▶ [TASK STATEMENT] Would you return the data below exactly as it stands, with every picture left out?

Records from a collection

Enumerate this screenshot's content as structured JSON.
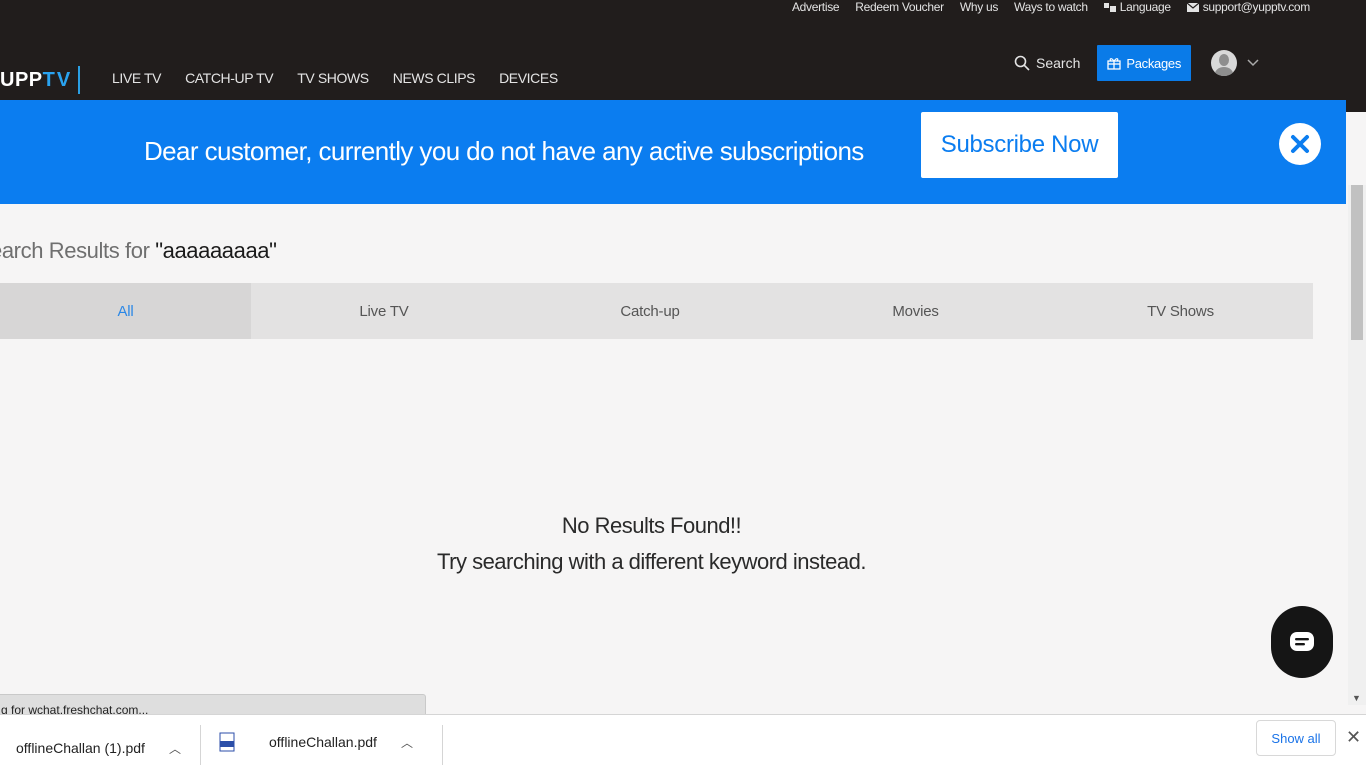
{
  "top_links": {
    "advertise": "Advertise",
    "redeem_voucher": "Redeem Voucher",
    "why_us": "Why us",
    "ways_to_watch": "Ways to watch",
    "language": "Language",
    "support_email": "support@yupptv.com"
  },
  "nav": {
    "logo_part1": "UPP",
    "logo_part2": "TV",
    "menu": [
      "LIVE TV",
      "CATCH-UP TV",
      "TV SHOWS",
      "NEWS CLIPS",
      "DEVICES"
    ],
    "search_label": "Search",
    "packages_label": "Packages"
  },
  "banner": {
    "message": "Dear customer, currently you do not have any active subscriptions",
    "cta": "Subscribe Now"
  },
  "results": {
    "prefix": "earch Results for ",
    "query": "\"aaaaaaaaa\"",
    "tabs": [
      "All",
      "Live TV",
      "Catch-up",
      "Movies",
      "TV Shows"
    ],
    "active_tab": "All",
    "empty_line1": "No Results Found!!",
    "empty_line2": "Try searching with a different keyword instead."
  },
  "browser": {
    "status_text": "g for wchat.freshchat.com...",
    "downloads": [
      "offlineChallan (1).pdf",
      "offlineChallan.pdf"
    ],
    "show_all": "Show all"
  },
  "colors": {
    "brand_blue": "#0b7df0",
    "header_bg": "#211d1c",
    "active_tab_text": "#2c88e6"
  }
}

▶ [EXERCISE RESULT]
Enumerate this screenshot's content as structured JSON.
{
  "top_links": {
    "advertise": "Advertise",
    "redeem_voucher": "Redeem Voucher",
    "why_us": "Why us",
    "ways_to_watch": "Ways to watch",
    "language": "Language",
    "support_email": "support@yupptv.com"
  },
  "nav": {
    "logo_part1": "UPP",
    "logo_part2": "TV",
    "menu": [
      "LIVE TV",
      "CATCH-UP TV",
      "TV SHOWS",
      "NEWS CLIPS",
      "DEVICES"
    ],
    "search_label": "Search",
    "packages_label": "Packages"
  },
  "banner": {
    "message": "Dear customer, currently you do not have any active subscriptions",
    "cta": "Subscribe Now"
  },
  "results": {
    "prefix": "earch Results for ",
    "query": "\"aaaaaaaaa\"",
    "tabs": [
      "All",
      "Live TV",
      "Catch-up",
      "Movies",
      "TV Shows"
    ],
    "active_tab": "All",
    "empty_line1": "No Results Found!!",
    "empty_line2": "Try searching with a different keyword instead."
  },
  "browser": {
    "status_text": "g for wchat.freshchat.com...",
    "downloads": [
      "offlineChallan (1).pdf",
      "offlineChallan.pdf"
    ],
    "show_all": "Show all"
  },
  "colors": {
    "brand_blue": "#0b7df0",
    "header_bg": "#211d1c",
    "active_tab_text": "#2c88e6"
  }
}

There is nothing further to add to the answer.